Walking back towards the hotel the beggars followed…..

The next day, after being informed that my laundry wouldn’t be ready till the late afternoon I was down to my last piece of clean cloth. It was a T shirt; still it could have been worse, it could have been just a pair of socks. Looking clean but feeling oh so dirty I wandered around the area of the village where most of the temples from other countries are to found. China, Thailand, Bhutan, Bangladesh, Tibet, Japan and Nepal all have their temples here and each one was reflecting their cultural and architectural differences.

Sitting down in the restaurant for lunch looking at the menu my heart did a little jump of joy…peanut butter on toast!!!! It’s the little things that sometimes bring the biggest smiles.

Later, walking along the mean streets of downtown Bodhgaya, I ended up by the river and saw the strangest site! On a small sand bar yards from the bank in the shallow Falgu River was a football pitch, complete with permanent goal posts…

Leaving the village of Bodhgaya after two nights was the right decision. Coming from southern India I found the people in the tourist trap too pushy. In fact, I remember chatting to a man in Trichy who warned that people in the north weren’t that friendly and he himself didn’t like to travel in that part of India.
The people are friendly but sometimes when walking down the street you end up feeling that all you are is a dollar sign. Lucky for me that I am blessed with the gift of (or talent for) complete indifference.

So now I am back in the nearby town of Gaya. I’ve a cheap and welcoming hotel near the train station with a small courtyard and an attempt at a sunken garden. Walking around the town I slowly realised that I’m being stared at more here than most place I’ve bimbled around. I know I am not the 1st white guy they have seen, so what’s the attraction?

During the rickshaw ride here I was joined by 8 other people. One was a young mother with her small child. The look on the kids face flickered between fear and awe and shortly I felt the now familiar feeling of a finger touching one of my tattoos and tracing the outline. Looking down at the kid I smiled, which as everyone knows scares them something silly! One day a child might smile back as opposed to tucking its head into the safety of its mother’s arms. At least the kid didn’t start to whimper or cry which is the normal course of events…guess I am just not that paternal!

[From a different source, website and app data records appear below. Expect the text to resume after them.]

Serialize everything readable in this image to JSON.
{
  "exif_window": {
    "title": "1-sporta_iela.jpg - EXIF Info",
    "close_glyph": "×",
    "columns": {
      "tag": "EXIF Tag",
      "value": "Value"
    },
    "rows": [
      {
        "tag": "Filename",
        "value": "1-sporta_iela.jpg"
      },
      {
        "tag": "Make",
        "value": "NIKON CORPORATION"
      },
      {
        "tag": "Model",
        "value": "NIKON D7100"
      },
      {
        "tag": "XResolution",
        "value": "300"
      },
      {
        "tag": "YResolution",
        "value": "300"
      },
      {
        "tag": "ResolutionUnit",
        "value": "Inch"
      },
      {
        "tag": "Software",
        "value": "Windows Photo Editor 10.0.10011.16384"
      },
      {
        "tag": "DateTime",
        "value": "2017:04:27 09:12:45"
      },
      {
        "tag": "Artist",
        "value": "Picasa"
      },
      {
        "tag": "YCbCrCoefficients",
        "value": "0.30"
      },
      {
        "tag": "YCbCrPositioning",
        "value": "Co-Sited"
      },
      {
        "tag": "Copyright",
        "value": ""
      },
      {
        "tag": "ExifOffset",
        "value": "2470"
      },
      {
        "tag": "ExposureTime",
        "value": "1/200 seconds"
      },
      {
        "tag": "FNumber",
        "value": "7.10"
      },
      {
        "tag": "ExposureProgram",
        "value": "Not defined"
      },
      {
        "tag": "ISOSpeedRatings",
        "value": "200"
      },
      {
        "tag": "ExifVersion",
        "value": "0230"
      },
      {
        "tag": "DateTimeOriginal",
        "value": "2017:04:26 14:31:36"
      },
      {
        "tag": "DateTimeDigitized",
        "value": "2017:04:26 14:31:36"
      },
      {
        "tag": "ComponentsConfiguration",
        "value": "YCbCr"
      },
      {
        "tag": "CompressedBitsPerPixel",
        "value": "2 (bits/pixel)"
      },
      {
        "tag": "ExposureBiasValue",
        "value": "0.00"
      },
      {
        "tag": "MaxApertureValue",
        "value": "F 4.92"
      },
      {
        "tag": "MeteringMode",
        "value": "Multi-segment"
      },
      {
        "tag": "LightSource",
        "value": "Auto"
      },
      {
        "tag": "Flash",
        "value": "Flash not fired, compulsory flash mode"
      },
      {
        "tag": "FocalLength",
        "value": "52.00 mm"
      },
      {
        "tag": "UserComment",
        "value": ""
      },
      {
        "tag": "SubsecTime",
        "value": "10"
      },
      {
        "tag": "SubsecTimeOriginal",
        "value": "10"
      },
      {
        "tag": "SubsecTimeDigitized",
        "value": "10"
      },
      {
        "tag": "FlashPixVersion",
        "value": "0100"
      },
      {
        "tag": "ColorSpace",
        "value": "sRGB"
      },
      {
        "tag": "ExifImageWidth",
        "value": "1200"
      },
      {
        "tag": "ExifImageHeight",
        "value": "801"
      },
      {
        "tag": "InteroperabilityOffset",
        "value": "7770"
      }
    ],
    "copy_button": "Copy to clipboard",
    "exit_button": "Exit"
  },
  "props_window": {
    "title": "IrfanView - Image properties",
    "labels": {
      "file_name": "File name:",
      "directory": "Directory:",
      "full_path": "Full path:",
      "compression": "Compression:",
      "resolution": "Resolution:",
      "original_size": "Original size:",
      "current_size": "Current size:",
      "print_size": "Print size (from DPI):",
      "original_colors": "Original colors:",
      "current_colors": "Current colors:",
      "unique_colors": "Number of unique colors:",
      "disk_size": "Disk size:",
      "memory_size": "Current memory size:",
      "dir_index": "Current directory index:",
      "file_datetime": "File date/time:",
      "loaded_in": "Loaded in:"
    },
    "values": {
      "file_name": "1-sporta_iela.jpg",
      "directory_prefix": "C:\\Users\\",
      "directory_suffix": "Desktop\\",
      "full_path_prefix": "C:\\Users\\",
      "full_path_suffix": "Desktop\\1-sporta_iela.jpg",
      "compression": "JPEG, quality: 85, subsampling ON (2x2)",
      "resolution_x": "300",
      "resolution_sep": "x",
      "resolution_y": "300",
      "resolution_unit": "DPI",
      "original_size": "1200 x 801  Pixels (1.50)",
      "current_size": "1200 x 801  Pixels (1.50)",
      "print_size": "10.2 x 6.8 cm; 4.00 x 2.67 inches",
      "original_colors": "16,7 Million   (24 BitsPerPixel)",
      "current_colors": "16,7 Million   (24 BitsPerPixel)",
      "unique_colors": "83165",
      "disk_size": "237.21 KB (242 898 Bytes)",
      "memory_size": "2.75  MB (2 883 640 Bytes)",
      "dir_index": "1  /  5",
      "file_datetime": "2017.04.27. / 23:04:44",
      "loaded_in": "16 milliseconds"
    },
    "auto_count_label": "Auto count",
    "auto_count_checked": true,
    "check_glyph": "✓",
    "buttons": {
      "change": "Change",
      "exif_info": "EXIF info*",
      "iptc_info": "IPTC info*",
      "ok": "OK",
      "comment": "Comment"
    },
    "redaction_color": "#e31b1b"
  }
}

I am not sure of the length of time I will be spending in India. The idea is tomorrow morning catch an early train to the town of Varanasi and after that head of to Darjeeling and then Nepal. However, I can fly (or bus) from Varanasi straight to Kathmandu. Is four months in India enough? Maybe it’s my desire for a cheese and ham sandwich complete with pork pie and a bottle of cider that’s clouding my thoughts or it could be that after 15 months of travelling not having a place “to belong too” is taking its mental toll?

Anyway back to today, after chilling out in the hotel courtyard reading a few chapters of Mahatma Gandhi’s autobiography I felt the need for a cold Monday afternoon beer. Turns out back in England it is august bank holiday Monday, which took me a while to work out. Popping to the local “wine” shop on the corner it turned out they only sold whiskey…damn. However, the café next door could serve me a beer although it wasn’t the most salubrious of surroundings. Its once white painted walls were covered in at least 30 years of smoke, grease and grim, I loved it!

Come the evening…

Beer and food were the order of the night, having a mostly one sided conversation with a drunk Indian who kept asking me

“Do you know who I am?” or “I know everything about you!”

Followed by me interjecting the sentence “I’m eating” wasn’t on the menu when I entered the restaurant. Have to say it was fun, especially when his less drunk mate at the bar kept pulling him away from my table only for him to race or more realistically stagger back to my table to continue the same three sentence conversation.

One thing that I have come to realise about myself is that I now smell different! Walking around all day under a hot sun makes me sweat. Triking under a hot sun this time last year all day made me sweat. The resulting smell is definitely different!!!